**Problem**
Return each line of the records below in which the string "screenshot" turns up.

(Given records)

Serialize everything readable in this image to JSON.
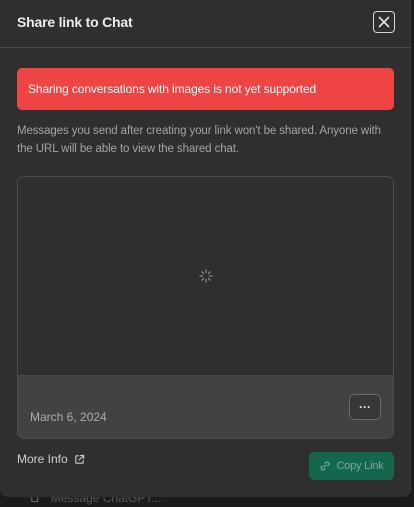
{
  "dialog": {
    "title": "Share link to Chat",
    "close_icon": "close-icon"
  },
  "alert": {
    "message": "Sharing conversations with images is not yet supported",
    "color": "#ef4444"
  },
  "description": "Messages you send after creating your link won't be shared. Anyone with the URL will be able to view the shared chat.",
  "preview": {
    "loading_icon": "spinner-icon",
    "date": "March 6, 2024",
    "more_label": "···"
  },
  "footer": {
    "more_info_label": "More Info",
    "more_info_icon": "external-link-icon",
    "copy_link_label": "Copy Link",
    "copy_link_icon": "link-icon",
    "copy_button_color": "#14664f"
  },
  "background": {
    "composer_placeholder": "Message ChatGPT..."
  }
}
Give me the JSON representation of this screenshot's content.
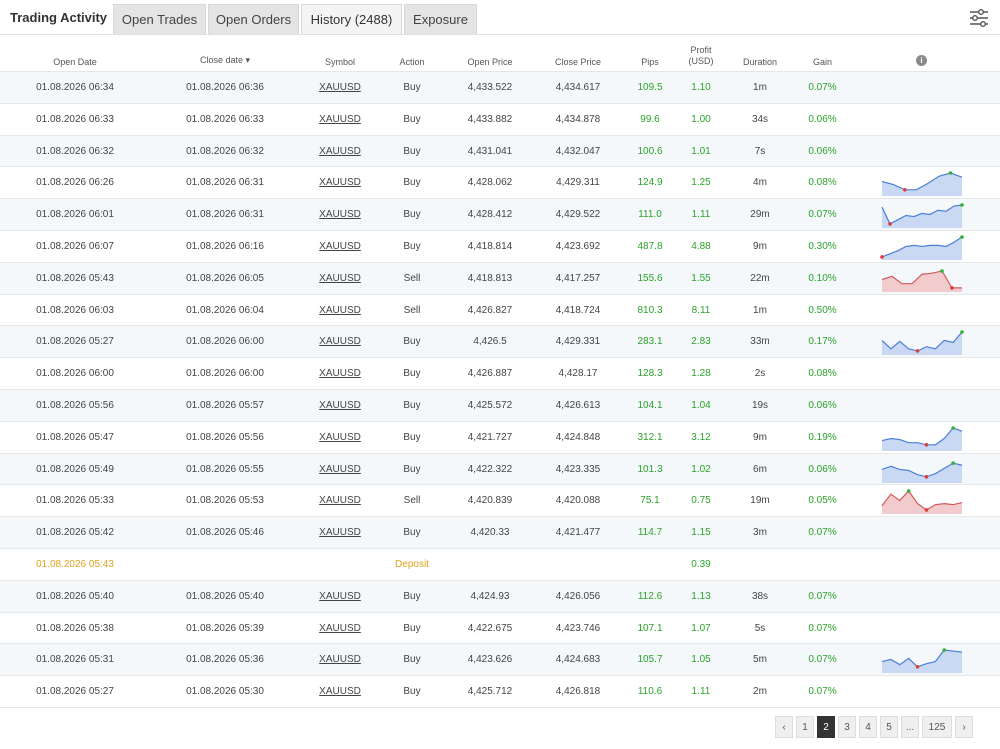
{
  "header": {
    "title": "Trading Activity",
    "tabs": [
      {
        "label": "Open Trades"
      },
      {
        "label": "Open Orders"
      },
      {
        "label": "History (2488)"
      },
      {
        "label": "Exposure"
      }
    ],
    "active_tab": "History (2488)"
  },
  "table": {
    "columns": {
      "open_date": "Open Date",
      "close_date": "Close date ▾",
      "symbol": "Symbol",
      "action": "Action",
      "open_price": "Open Price",
      "close_price": "Close Price",
      "pips": "Pips",
      "profit": "Profit (USD)",
      "duration": "Duration",
      "gain": "Gain"
    },
    "rows": [
      {
        "open_date": "01.08.2026 06:34",
        "close_date": "01.08.2026 06:36",
        "symbol": "XAUUSD",
        "action": "Buy",
        "open_price": "4,433.522",
        "close_price": "4,434.617",
        "pips": "109.5",
        "profit": "1.10",
        "duration": "1m",
        "gain": "0.07%"
      },
      {
        "open_date": "01.08.2026 06:33",
        "close_date": "01.08.2026 06:33",
        "symbol": "XAUUSD",
        "action": "Buy",
        "open_price": "4,433.882",
        "close_price": "4,434.878",
        "pips": "99.6",
        "profit": "1.00",
        "duration": "34s",
        "gain": "0.06%"
      },
      {
        "open_date": "01.08.2026 06:32",
        "close_date": "01.08.2026 06:32",
        "symbol": "XAUUSD",
        "action": "Buy",
        "open_price": "4,431.041",
        "close_price": "4,432.047",
        "pips": "100.6",
        "profit": "1.01",
        "duration": "7s",
        "gain": "0.06%"
      },
      {
        "open_date": "01.08.2026 06:26",
        "close_date": "01.08.2026 06:31",
        "symbol": "XAUUSD",
        "action": "Buy",
        "open_price": "4,428.062",
        "close_price": "4,429.311",
        "pips": "124.9",
        "profit": "1.25",
        "duration": "4m",
        "gain": "0.08%"
      },
      {
        "open_date": "01.08.2026 06:01",
        "close_date": "01.08.2026 06:31",
        "symbol": "XAUUSD",
        "action": "Buy",
        "open_price": "4,428.412",
        "close_price": "4,429.522",
        "pips": "111.0",
        "profit": "1.11",
        "duration": "29m",
        "gain": "0.07%"
      },
      {
        "open_date": "01.08.2026 06:07",
        "close_date": "01.08.2026 06:16",
        "symbol": "XAUUSD",
        "action": "Buy",
        "open_price": "4,418.814",
        "close_price": "4,423.692",
        "pips": "487.8",
        "profit": "4.88",
        "duration": "9m",
        "gain": "0.30%"
      },
      {
        "open_date": "01.08.2026 05:43",
        "close_date": "01.08.2026 06:05",
        "symbol": "XAUUSD",
        "action": "Sell",
        "open_price": "4,418.813",
        "close_price": "4,417.257",
        "pips": "155.6",
        "profit": "1.55",
        "duration": "22m",
        "gain": "0.10%"
      },
      {
        "open_date": "01.08.2026 06:03",
        "close_date": "01.08.2026 06:04",
        "symbol": "XAUUSD",
        "action": "Sell",
        "open_price": "4,426.827",
        "close_price": "4,418.724",
        "pips": "810.3",
        "profit": "8.11",
        "duration": "1m",
        "gain": "0.50%"
      },
      {
        "open_date": "01.08.2026 05:27",
        "close_date": "01.08.2026 06:00",
        "symbol": "XAUUSD",
        "action": "Buy",
        "open_price": "4,426.5",
        "close_price": "4,429.331",
        "pips": "283.1",
        "profit": "2.83",
        "duration": "33m",
        "gain": "0.17%"
      },
      {
        "open_date": "01.08.2026 06:00",
        "close_date": "01.08.2026 06:00",
        "symbol": "XAUUSD",
        "action": "Buy",
        "open_price": "4,426.887",
        "close_price": "4,428.17",
        "pips": "128.3",
        "profit": "1.28",
        "duration": "2s",
        "gain": "0.08%"
      },
      {
        "open_date": "01.08.2026 05:56",
        "close_date": "01.08.2026 05:57",
        "symbol": "XAUUSD",
        "action": "Buy",
        "open_price": "4,425.572",
        "close_price": "4,426.613",
        "pips": "104.1",
        "profit": "1.04",
        "duration": "19s",
        "gain": "0.06%"
      },
      {
        "open_date": "01.08.2026 05:47",
        "close_date": "01.08.2026 05:56",
        "symbol": "XAUUSD",
        "action": "Buy",
        "open_price": "4,421.727",
        "close_price": "4,424.848",
        "pips": "312.1",
        "profit": "3.12",
        "duration": "9m",
        "gain": "0.19%"
      },
      {
        "open_date": "01.08.2026 05:49",
        "close_date": "01.08.2026 05:55",
        "symbol": "XAUUSD",
        "action": "Buy",
        "open_price": "4,422.322",
        "close_price": "4,423.335",
        "pips": "101.3",
        "profit": "1.02",
        "duration": "6m",
        "gain": "0.06%"
      },
      {
        "open_date": "01.08.2026 05:33",
        "close_date": "01.08.2026 05:53",
        "symbol": "XAUUSD",
        "action": "Sell",
        "open_price": "4,420.839",
        "close_price": "4,420.088",
        "pips": "75.1",
        "profit": "0.75",
        "duration": "19m",
        "gain": "0.05%"
      },
      {
        "open_date": "01.08.2026 05:42",
        "close_date": "01.08.2026 05:46",
        "symbol": "XAUUSD",
        "action": "Buy",
        "open_price": "4,420.33",
        "close_price": "4,421.477",
        "pips": "114.7",
        "profit": "1.15",
        "duration": "3m",
        "gain": "0.07%"
      },
      {
        "open_date": "01.08.2026 05:43",
        "close_date": "",
        "symbol": "",
        "action": "Deposit",
        "open_price": "",
        "close_price": "",
        "pips": "",
        "profit": "0.39",
        "duration": "",
        "gain": "",
        "is_deposit": true
      },
      {
        "open_date": "01.08.2026 05:40",
        "close_date": "01.08.2026 05:40",
        "symbol": "XAUUSD",
        "action": "Buy",
        "open_price": "4,424.93",
        "close_price": "4,426.056",
        "pips": "112.6",
        "profit": "1.13",
        "duration": "38s",
        "gain": "0.07%"
      },
      {
        "open_date": "01.08.2026 05:38",
        "close_date": "01.08.2026 05:39",
        "symbol": "XAUUSD",
        "action": "Buy",
        "open_price": "4,422.675",
        "close_price": "4,423.746",
        "pips": "107.1",
        "profit": "1.07",
        "duration": "5s",
        "gain": "0.07%"
      },
      {
        "open_date": "01.08.2026 05:31",
        "close_date": "01.08.2026 05:36",
        "symbol": "XAUUSD",
        "action": "Buy",
        "open_price": "4,423.626",
        "close_price": "4,424.683",
        "pips": "105.7",
        "profit": "1.05",
        "duration": "5m",
        "gain": "0.07%"
      },
      {
        "open_date": "01.08.2026 05:27",
        "close_date": "01.08.2026 05:30",
        "symbol": "XAUUSD",
        "action": "Buy",
        "open_price": "4,425.712",
        "close_price": "4,426.818",
        "pips": "110.6",
        "profit": "1.11",
        "duration": "2m",
        "gain": "0.07%"
      }
    ],
    "sparklines": [
      {
        "row": 3,
        "kind": "buy",
        "values": [
          0.6,
          0.45,
          0.2,
          0.2,
          0.5,
          0.85,
          1.0,
          0.8
        ]
      },
      {
        "row": 4,
        "kind": "buy",
        "values": [
          0.9,
          0.1,
          0.3,
          0.5,
          0.45,
          0.6,
          0.55,
          0.75,
          0.7,
          0.95,
          1.0
        ]
      },
      {
        "row": 5,
        "kind": "buy",
        "values": [
          0.05,
          0.2,
          0.35,
          0.55,
          0.6,
          0.55,
          0.6,
          0.6,
          0.55,
          0.75,
          1.0
        ]
      },
      {
        "row": 6,
        "kind": "sell",
        "values": [
          0.5,
          0.65,
          0.3,
          0.3,
          0.75,
          0.8,
          0.9,
          0.1,
          0.1
        ]
      },
      {
        "row": 8,
        "kind": "buy",
        "values": [
          0.6,
          0.2,
          0.55,
          0.2,
          0.1,
          0.3,
          0.2,
          0.6,
          0.5,
          1.0
        ]
      },
      {
        "row": 11,
        "kind": "buy",
        "values": [
          0.4,
          0.5,
          0.45,
          0.3,
          0.3,
          0.2,
          0.2,
          0.5,
          1.0,
          0.85
        ]
      },
      {
        "row": 12,
        "kind": "buy",
        "values": [
          0.55,
          0.7,
          0.55,
          0.5,
          0.3,
          0.2,
          0.35,
          0.6,
          0.85,
          0.75
        ]
      },
      {
        "row": 13,
        "kind": "sell",
        "values": [
          0.3,
          0.85,
          0.55,
          1.0,
          0.4,
          0.1,
          0.35,
          0.4,
          0.35,
          0.45
        ]
      },
      {
        "row": 18,
        "kind": "buy",
        "values": [
          0.45,
          0.55,
          0.3,
          0.6,
          0.2,
          0.35,
          0.45,
          1.0,
          0.95,
          0.9
        ]
      }
    ]
  },
  "pagination": {
    "prev": "‹",
    "pages": [
      "1",
      "2",
      "3",
      "4",
      "5",
      "...",
      "125"
    ],
    "current": "2",
    "next": "›"
  },
  "colors": {
    "green": "#2aa32a",
    "deposit": "#e0a21a",
    "buy_line": "#4a7fd8",
    "buy_fill": "#c9d9f3",
    "sell_line": "#d05a5a",
    "sell_fill": "#f2cccc",
    "marker_red": "#e03a3a",
    "marker_green": "#33b033"
  }
}
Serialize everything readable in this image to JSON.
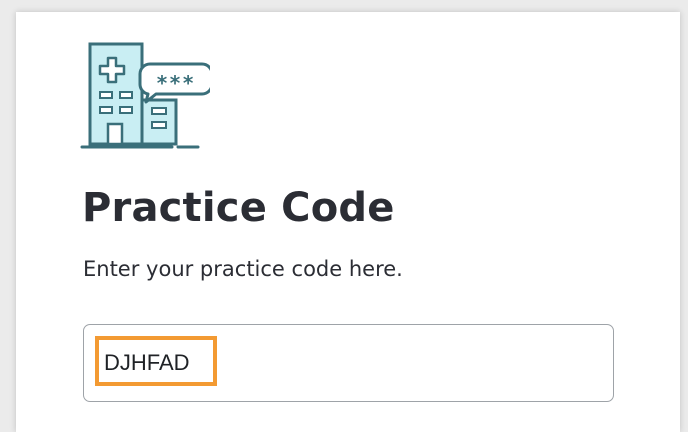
{
  "page": {
    "title": "Practice Code",
    "subtitle": "Enter your practice code here."
  },
  "code_input": {
    "value": "DJHFAD",
    "placeholder": ""
  },
  "illustration": {
    "icon": "hospital-building-icon",
    "badge_icon": "speech-bubble-icon",
    "badge_text": "***"
  },
  "colors": {
    "icon_stroke": "#3a6f7a",
    "icon_fill": "#c9eef3",
    "title_text": "#2b2d34",
    "input_border": "#9ea3a8",
    "highlight": "#f39a32"
  }
}
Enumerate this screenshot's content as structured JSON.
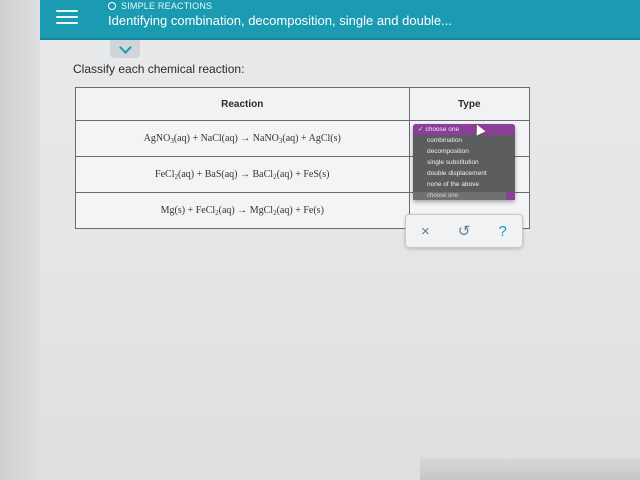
{
  "header": {
    "topic_label": "SIMPLE REACTIONS",
    "title": "Identifying combination, decomposition, single and double..."
  },
  "instruction": "Classify each chemical reaction:",
  "table": {
    "headers": {
      "reaction": "Reaction",
      "type": "Type"
    },
    "rows": [
      {
        "parts": [
          "AgNO",
          "3",
          "(aq)",
          "+",
          "NaCl(aq)",
          "→",
          "NaNO",
          "3",
          "(aq)",
          "+",
          "AgCl(s)"
        ],
        "type_value": "choose one"
      },
      {
        "parts": [
          "FeCl",
          "2",
          "(aq)",
          "+",
          "BaS(aq)",
          "→",
          "BaCl",
          "2",
          "(aq)",
          "+",
          "FeS(s)"
        ],
        "type_value": "choose one"
      },
      {
        "parts": [
          "Mg(s)",
          "+",
          "FeCl",
          "2",
          "(aq)",
          "→",
          "MgCl",
          "2",
          "(aq)",
          "+",
          "Fe(s)"
        ],
        "type_value": "choose one"
      }
    ]
  },
  "dropdown": {
    "options": [
      "choose one",
      "combination",
      "decomposition",
      "single substitution",
      "double displacement",
      "none of the above"
    ],
    "selected": "choose one",
    "check_icon": "✓",
    "under_label": "choose one"
  },
  "actions": {
    "clear": "×",
    "undo": "↺",
    "help": "?"
  },
  "colors": {
    "accent": "#1b9bb1",
    "dropdown_selected": "#8b3f98",
    "dropdown_bg": "#5b5c5e"
  }
}
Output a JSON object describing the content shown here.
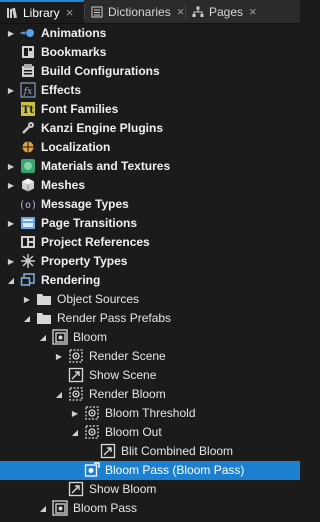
{
  "tabs": [
    {
      "label": "Library",
      "icon": "library-icon",
      "active": true
    },
    {
      "label": "Dictionaries",
      "icon": "dictionaries-icon",
      "active": false
    },
    {
      "label": "Pages",
      "icon": "pages-icon",
      "active": false
    }
  ],
  "tab_close_glyph": "×",
  "colors": {
    "background": "#1b1b1b",
    "selection": "#1c7fcf",
    "tab_accent": "#1e88d8"
  },
  "tree": [
    {
      "label": "Animations",
      "icon": "animations-icon",
      "expander": "collapsed",
      "bold": true
    },
    {
      "label": "Bookmarks",
      "icon": "bookmarks-icon",
      "expander": "none",
      "bold": true
    },
    {
      "label": "Build Configurations",
      "icon": "build-configurations-icon",
      "expander": "none",
      "bold": true
    },
    {
      "label": "Effects",
      "icon": "effects-icon",
      "expander": "collapsed",
      "bold": true
    },
    {
      "label": "Font Families",
      "icon": "font-families-icon",
      "expander": "none",
      "bold": true
    },
    {
      "label": "Kanzi Engine Plugins",
      "icon": "plugins-icon",
      "expander": "none",
      "bold": true
    },
    {
      "label": "Localization",
      "icon": "localization-icon",
      "expander": "none",
      "bold": true
    },
    {
      "label": "Materials and Textures",
      "icon": "materials-icon",
      "expander": "collapsed",
      "bold": true
    },
    {
      "label": "Meshes",
      "icon": "meshes-icon",
      "expander": "collapsed",
      "bold": true
    },
    {
      "label": "Message Types",
      "icon": "message-types-icon",
      "expander": "none",
      "bold": true
    },
    {
      "label": "Page Transitions",
      "icon": "page-transitions-icon",
      "expander": "collapsed",
      "bold": true
    },
    {
      "label": "Project References",
      "icon": "project-references-icon",
      "expander": "none",
      "bold": true
    },
    {
      "label": "Property Types",
      "icon": "property-types-icon",
      "expander": "collapsed",
      "bold": true
    },
    {
      "label": "Rendering",
      "icon": "rendering-icon",
      "expander": "expanded",
      "bold": true
    },
    {
      "label": "Object Sources",
      "icon": "folder-icon",
      "expander": "collapsed",
      "bold": false
    },
    {
      "label": "Render Pass Prefabs",
      "icon": "folder-icon",
      "expander": "expanded",
      "bold": false
    },
    {
      "label": "Bloom",
      "icon": "render-pass-prefab-icon",
      "expander": "expanded",
      "bold": false
    },
    {
      "label": "Render Scene",
      "icon": "render-pass-icon",
      "expander": "collapsed",
      "bold": false
    },
    {
      "label": "Show Scene",
      "icon": "blit-pass-icon",
      "expander": "none",
      "bold": false
    },
    {
      "label": "Render Bloom",
      "icon": "render-pass-icon",
      "expander": "expanded",
      "bold": false
    },
    {
      "label": "Bloom Threshold",
      "icon": "render-pass-icon",
      "expander": "collapsed",
      "bold": false
    },
    {
      "label": "Bloom Out",
      "icon": "render-pass-icon",
      "expander": "expanded",
      "bold": false
    },
    {
      "label": "Blit Combined Bloom",
      "icon": "blit-pass-icon",
      "expander": "none",
      "bold": false
    },
    {
      "label": "Bloom Pass (Bloom Pass)",
      "icon": "bloom-pass-icon",
      "expander": "none",
      "bold": false,
      "selected": true
    },
    {
      "label": "Show Bloom",
      "icon": "blit-pass-icon",
      "expander": "none",
      "bold": false
    },
    {
      "label": "Bloom Pass",
      "icon": "render-pass-prefab-icon",
      "expander": "expanded",
      "bold": false
    }
  ]
}
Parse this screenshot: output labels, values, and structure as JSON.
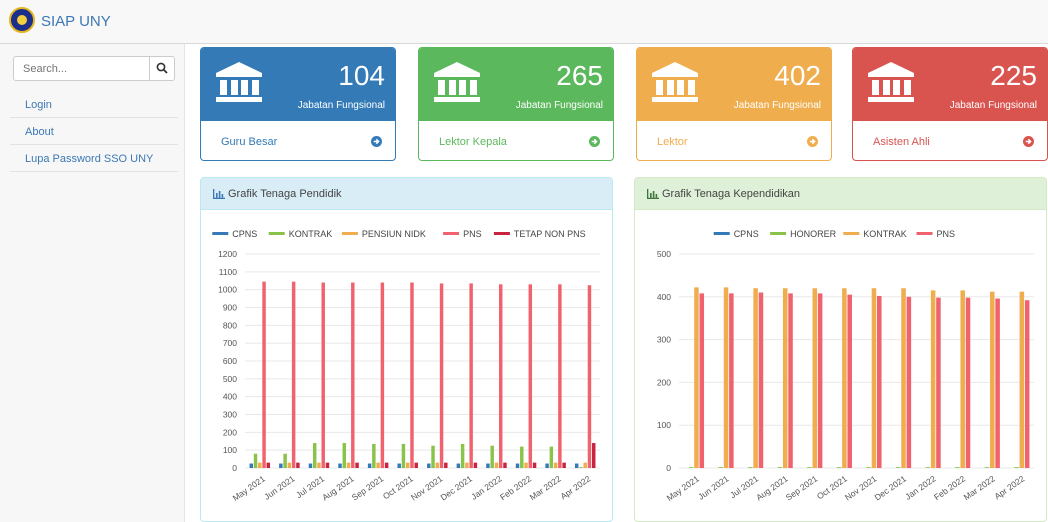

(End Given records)

**Task answer**
Give me the JSON representation of this screenshot's content.
Enumerate this screenshot's content as structured JSON.
Parse this screenshot: output labels, values, and structure as JSON.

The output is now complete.